 She refers to the process of culling in Beforan society.

Culling of course means something quite different on Beforus. It means she would have been selected by a member of a higher caste for adoption, and coddled excessively.

This very interesting fact about Beforus and it’s structure can be inferred from this.

Trolls were raised by other Trolls on Beforan society.

This can lead to a lot of theories in my opinion.

  1. Lusii were established by Doc Scratch through his influence of Alternia. Their apparent absence on Beforus means that they were a uniquely Alternian trait.( Some lovely people have pointed out that Latula did in fact have a lusus, as such I now believe that Lusii had an influence on Beforus. I still think that they were raised by Trolls as Lusii have never been referred to by castes. I blame all mistakes on sleep deprivation)
  2. Kankri was potentially (Pre-Scratch Guardians are unnacounted for) raised by a Jadeblood(s), as such he has a familial bond with Porrim.
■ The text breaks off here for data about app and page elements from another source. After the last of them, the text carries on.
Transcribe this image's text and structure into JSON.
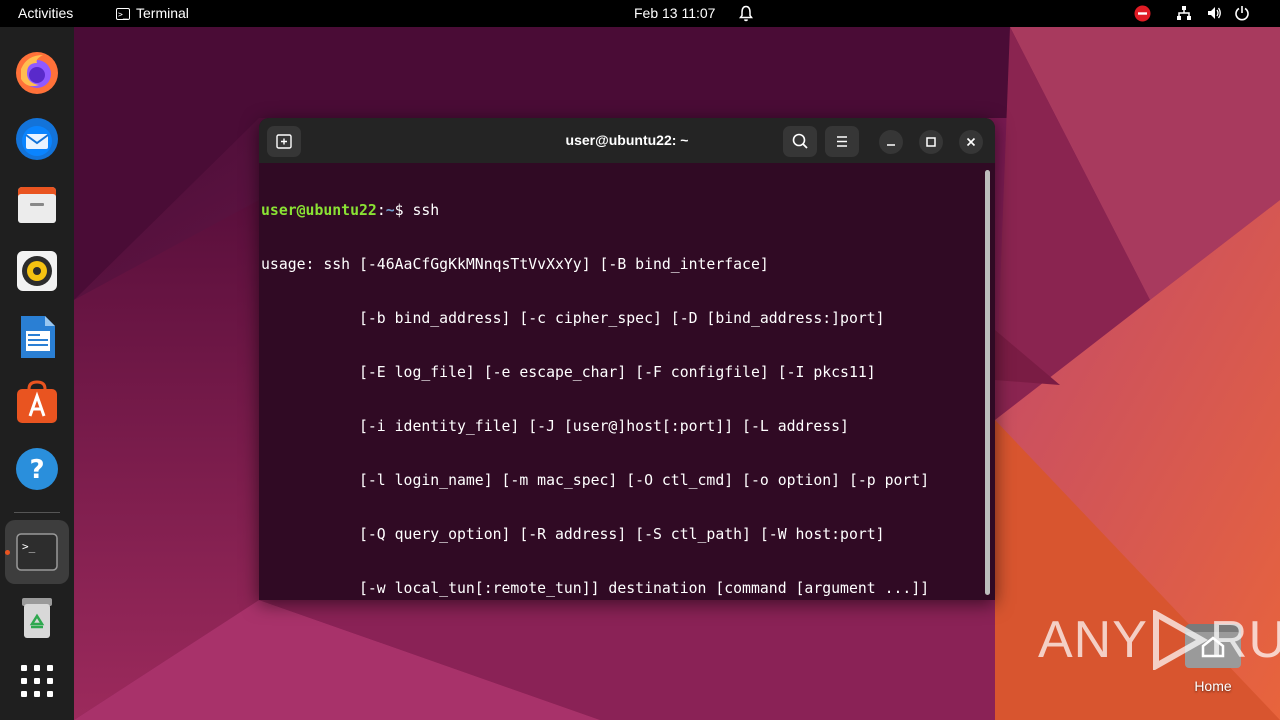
{
  "topbar": {
    "activities": "Activities",
    "app_name": "Terminal",
    "clock": "Feb 13  11:07"
  },
  "dock": {
    "items": [
      "firefox",
      "thunderbird",
      "files",
      "rhythmbox",
      "libreoffice-writer",
      "app-center",
      "help",
      "terminal",
      "trash",
      "show-apps"
    ]
  },
  "window": {
    "title": "user@ubuntu22: ~"
  },
  "terminal": {
    "prompt_user": "user@ubuntu22",
    "prompt_sep": ":",
    "prompt_path": "~",
    "prompt_sym": "$ ",
    "command": "ssh",
    "output": [
      "usage: ssh [-46AaCfGgKkMNnqsTtVvXxYy] [-B bind_interface]",
      "           [-b bind_address] [-c cipher_spec] [-D [bind_address:]port]",
      "           [-E log_file] [-e escape_char] [-F configfile] [-I pkcs11]",
      "           [-i identity_file] [-J [user@]host[:port]] [-L address]",
      "           [-l login_name] [-m mac_spec] [-O ctl_cmd] [-o option] [-p port]",
      "           [-Q query_option] [-R address] [-S ctl_path] [-W host:port]",
      "           [-w local_tun[:remote_tun]] destination [command [argument ...]]"
    ]
  },
  "desktop": {
    "home_label": "Home"
  },
  "watermark": {
    "text_left": "ANY",
    "text_right": "RUN"
  },
  "colors": {
    "terminal_bg": "#300a24",
    "prompt_green": "#8ae234",
    "accent": "#e95420"
  }
}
Hence his equation of a sexual relationship between them being incestual. 
  3. This is why Porrim and Kankri have a rocky relationship, it is sibling rivalry. Which is adorable
  4. Kankri acts so condescending because he was highly spoiled as a child. Typical bratty teen. He is smart and aware enough to have good ideas but lacking the humility to accept others opinons.
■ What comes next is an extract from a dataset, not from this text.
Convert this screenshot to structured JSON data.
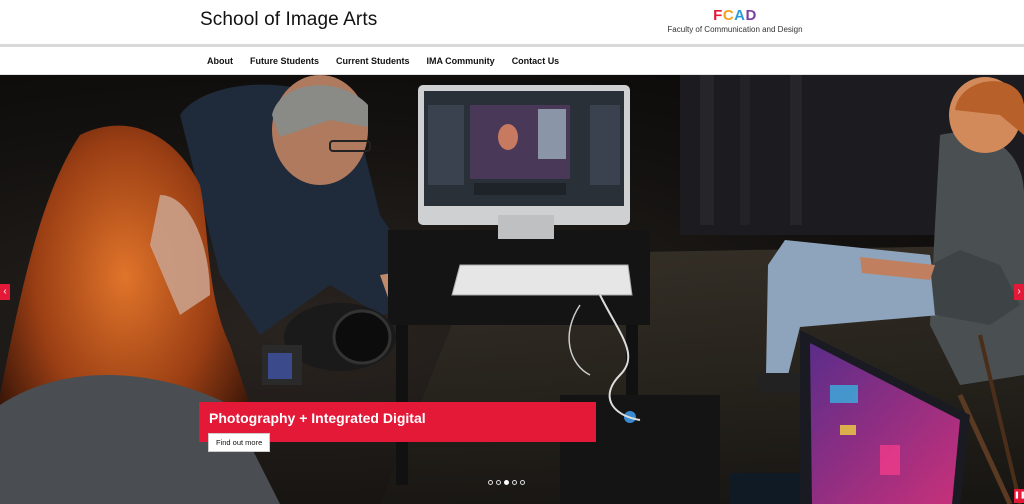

I missed being able to make ridiculous theories so much. It feels so good to type inane gibberish again.

Courage the Cowardly Dog theory

Fan theories can be very entertaining, but one that I’ve never felt totally made sense were the theories on Courage the Cowardly Dog, that messed-up, creepy kid’s show from like 10 years ago.  The most common theory is that the show takes place in hell, and though this seems plausible, I wanted to share what I’ve believed all along.  What if there’s nothing wrong with Courage’s situation at all; we’re just getting a dog’s view of his own world?  Dogs only know what they’re visually exposed to, which for Courage would only be the inside of his house (since his owners are elderly, it makes sense that they don’t take him for walks or let him get to know the neighborhood), so everything else is just emptiness.  The creepy people who come over are actually totally normal, as Courage’s owners see them, but because dogs can be wary of new people and have an instinct to protect their owners, Courage just assumes they’re evil.  The show simply portrays one theory on how skittish dogs percieve the world.  Possible?